(Update: Adds info on press suppression, one death)
Caracas, Nov 21 (EFE).- Although initially Venezuela’s local and regional elections were reported to be progressing calmly on Sunday, albeit with delays in organizational activities at some polling places and power blackouts at certain precincts, a local NGO reported at least 26 violations of freedom of speech, mostly involving the security forces suppressing the activities of reporters, and one man was killed while waiting to vote.
Low voter turnout was also reported in a set of contests in which the opposition is participating for the first time in five years.
The polling places began opening at 6 am but five hours later 2 percent of the precincts were still not operating, according to a report by National Election Council (CNE) president Pedro Calzadilla.
He said that by midday a few “isolated incidents” had occurred, but they were “minor, as always happens.”
However, amid insistent questions from the media on that subject, the CNE chief refused to comment on specific cases and said only that the incidents were “quantitatively insignificant,” emphasizing that 98 percent of the precincts were operating at 11 am and avoiding discussing the apparent fact that 2 percent were not yet up and running.
In addition, he said that “fake complaints” about the balloting were circulating on the social networks.
Venezuelan non-governmental organization Espacio Publico on Sunday reported that 26 violations of freedom of expression had been registered during journalistic coverage of the elections.
“Up to noon, we’ve registered 26 violations of the right to freedom of expression, in a total of 11 cases in (the states of) Lara, Tachira, Merida and Nueva Esparta,” said the NGO on its Web page.
The organization said that 25 people had been the victims of these violations where “intimidation was the most repeated deed.”
Among the incidents was the arrest of journalist Orlando Montlouis, whom Bolivarian National Guard officers took into custody in central Miranda stage, forcing him to erase photos he had taken while he had been inside a polling place for about 30 minutes.
In addition, security forces were said to have “obstructed the passage of media workers at voting centers and in other cases removed them while they were covering” the election.

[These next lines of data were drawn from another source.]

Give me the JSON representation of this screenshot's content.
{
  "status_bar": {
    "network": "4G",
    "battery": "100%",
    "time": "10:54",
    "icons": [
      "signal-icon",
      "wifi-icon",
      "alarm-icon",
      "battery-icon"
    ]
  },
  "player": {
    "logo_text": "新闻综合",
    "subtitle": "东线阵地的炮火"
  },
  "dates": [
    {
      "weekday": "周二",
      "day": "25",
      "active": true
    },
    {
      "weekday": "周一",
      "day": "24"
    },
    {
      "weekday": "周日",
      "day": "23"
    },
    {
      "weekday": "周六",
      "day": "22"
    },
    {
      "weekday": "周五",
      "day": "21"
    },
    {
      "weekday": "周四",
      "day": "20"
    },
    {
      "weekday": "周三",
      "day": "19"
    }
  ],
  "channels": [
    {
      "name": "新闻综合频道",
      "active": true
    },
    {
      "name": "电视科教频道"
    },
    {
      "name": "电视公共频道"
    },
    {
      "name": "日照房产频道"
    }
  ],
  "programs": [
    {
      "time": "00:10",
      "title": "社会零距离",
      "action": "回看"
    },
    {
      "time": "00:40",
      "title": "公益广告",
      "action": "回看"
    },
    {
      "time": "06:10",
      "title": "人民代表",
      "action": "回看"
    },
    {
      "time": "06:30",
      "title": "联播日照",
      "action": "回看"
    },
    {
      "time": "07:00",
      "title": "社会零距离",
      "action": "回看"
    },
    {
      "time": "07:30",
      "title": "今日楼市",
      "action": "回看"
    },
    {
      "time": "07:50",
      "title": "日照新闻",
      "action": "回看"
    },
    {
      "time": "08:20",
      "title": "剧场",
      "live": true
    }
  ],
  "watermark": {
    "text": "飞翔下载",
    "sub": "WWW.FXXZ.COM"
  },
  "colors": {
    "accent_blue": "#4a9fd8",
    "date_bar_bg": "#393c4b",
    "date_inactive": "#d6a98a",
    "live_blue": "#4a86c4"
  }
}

Also, one man apparently was shot to death and two people were wounded as they were standing line waiting to vote in the state of Zulia, which borders on Colombia, an eyewitness told EFE, although Venezuelan authorities said the incident was unrelated to the election.
A woman identified as Alejandra Bustamante said that a group of people got out of several vehicles and began pushing voters and open firing in the area.
“They began kicking everyone in the line and they pushed me and didn’t let me go about voting,” Bustamante told EFE, adding that a group of opposition supporters was attacked in Maracaibo, in Zulia.
The director of the Criminal Scientific Investigations Body (Cicpc), Douglas Rico, said on Twitter that he had appointed a team of top Cicpc officials to go to the site to clarify the incident, adding that “initial information” fails to link the matter to the elections, a stance that was repeated by Interior Minister Remigio Ceballos, who called it an “isolated” event.
A police report said that the man who was killed was identified at 38-year-old Antonio Urdaneta, and the two wounded people were Johan Jose Montero, 19, and Sonia Urdaneta, 57, all of whom were taken to a local hospital, although the older man arrived without vital signs.
There were also reports on the social networks at some polling places of election observers exclusively from the governing United Socialist Party of Venezuela (PSUV), who at times reportedly were acting as precinct staff.
Spain’s international news agency EFE verified that several power blackouts had occurred and affected precincts in Caracas, including at Petare, the Venezuelan capital’s biggest “favela,” or shantytown.
Among the opposition leaders, two-time presidential candidate Henrique Capriles, who has been in the front rank in calling for opposition supporters to cast ballots in these elections, reiterated his opinion that “this election doesn’t belong” to President Nicolas Maduro, but rather “to the Venezuelans” living in Venezuela itself as well “as to those who are abroad and cannot” vote.”